Second-hand textbooks are a great way for college kids to save some cash. Sites like Powells , Chegg, and Half specialize in used books and may offer better deals than college bookstores do. Students should look also look into rental and e-book options to save on required texts.
6. Buy last year's electronics
Purchasing the second-newest model of a laptop or tablet can yield savings of 25 percent or more and will suffice for most students' needs. Some stores such as Best Buy and RadioShack will give you cash for trading in an older model, which can help offset the cost of newer items. Getting a good deal on electronics (which are likely the most expensive items on your list) can make a big dent in your overall budget, so it's worth doing some extra legwork and comparison shopping. See how the retail deals compare to any discounts offered through your school.
5. Hit the warehouse stores
Warehouse clubs like Costco and Sam's Club often offer great deals on electronics. If there's a laptop on your list, check out the prices at your local store. They're also a great source of generic supplies, but who needs 200 pencils? Connect with a neighbor or friend to split the cost and take home a more manageable bounty.
6. Use credit reward cards
This is a great time to start cashing in some of those rewards you've been collecting. Check out your balance, and visit the rewards website to convert them to cash or gift cards that could help pay for supplies. Some credit cards will double the value of your rewards at designated retailers.
For example, through the month of August, Discover card is offering 10 percent cash back when you shop online at Macy's, JC Penney, Kmart, and Foot Locker, says Jill Cataldo, shopping expert for CreditSesame.com. Old Navy and Gap are offering 5 percent back, she says.
7. Say 'no thank you' to new retail credit cards
If you already have store-specific retail credit cards from a Kohl's or Target, ask whether there are any special promotions tied to them. You might get a percentage off your purchase for using the card, explains Cataldo.
But don't sign up for a new card just to get a one-time discount. Applying for a new card can ding your credit score. "Saving 10 percent on $425 of school supplies might seem like a good idea, but trading a free $42 for a lower credit score could cost you thousands in added interest down the road if you carry a balance," Cataldo cautions.
8. Canvass coupon sites

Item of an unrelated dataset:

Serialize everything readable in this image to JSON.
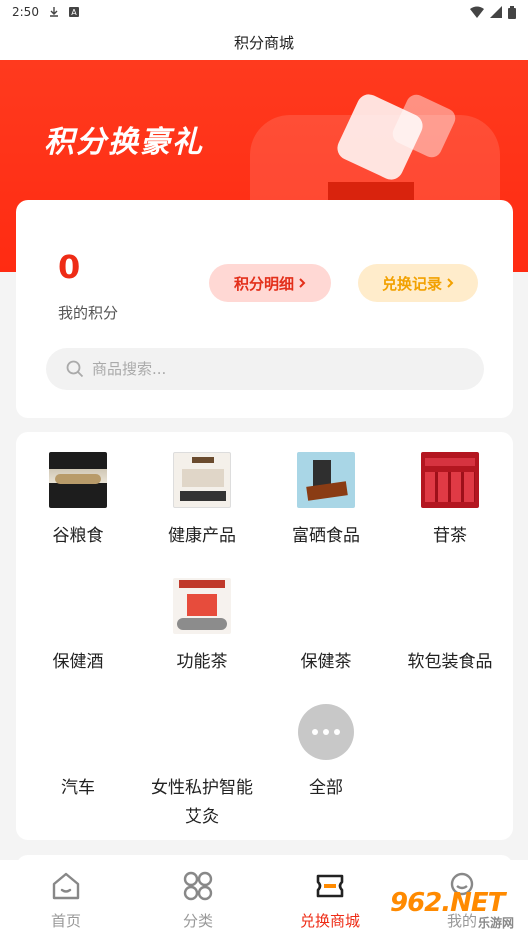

Sites like RetailMeNot.com and CouponCabin.com that keep track of discounts and free shipping offers for many online shops. CouponCactus has a section with back-to-school coupons and features different tabs to display coupons for school supplies, textbooks, computers, and other extras. Combine sales and coupons to maximize savings. Follow your favorite retailers on Facebook or Twitter for additional coupons. College students may find additional coupons for local retailers available through their admissions department or among their orientation materials.
9. Price match
Stores like Target are now price matching competitors like Amazon and Walmart. "Just because you're in a discount retail store doesn't mean you're getting the best price, see what others have and ask their competitor to match it," Francis says. "The answer is usually yes."
10. Save some shopping for September
Stock up on all the supplies your kids will need for their first day of school, but hold off on items they may not need until later in the year. Retailers drop prices in September, once the back-to-school rush has passed, and you may find some great deals on items then. (August is still your best bet for finding a great deal on a laptop, though.)
More from The Fiscal Times...
- The best back-to-school deals on computers
- Back-to-school retailers look to boost sales by starting early
- Why high school kids are financially illiterate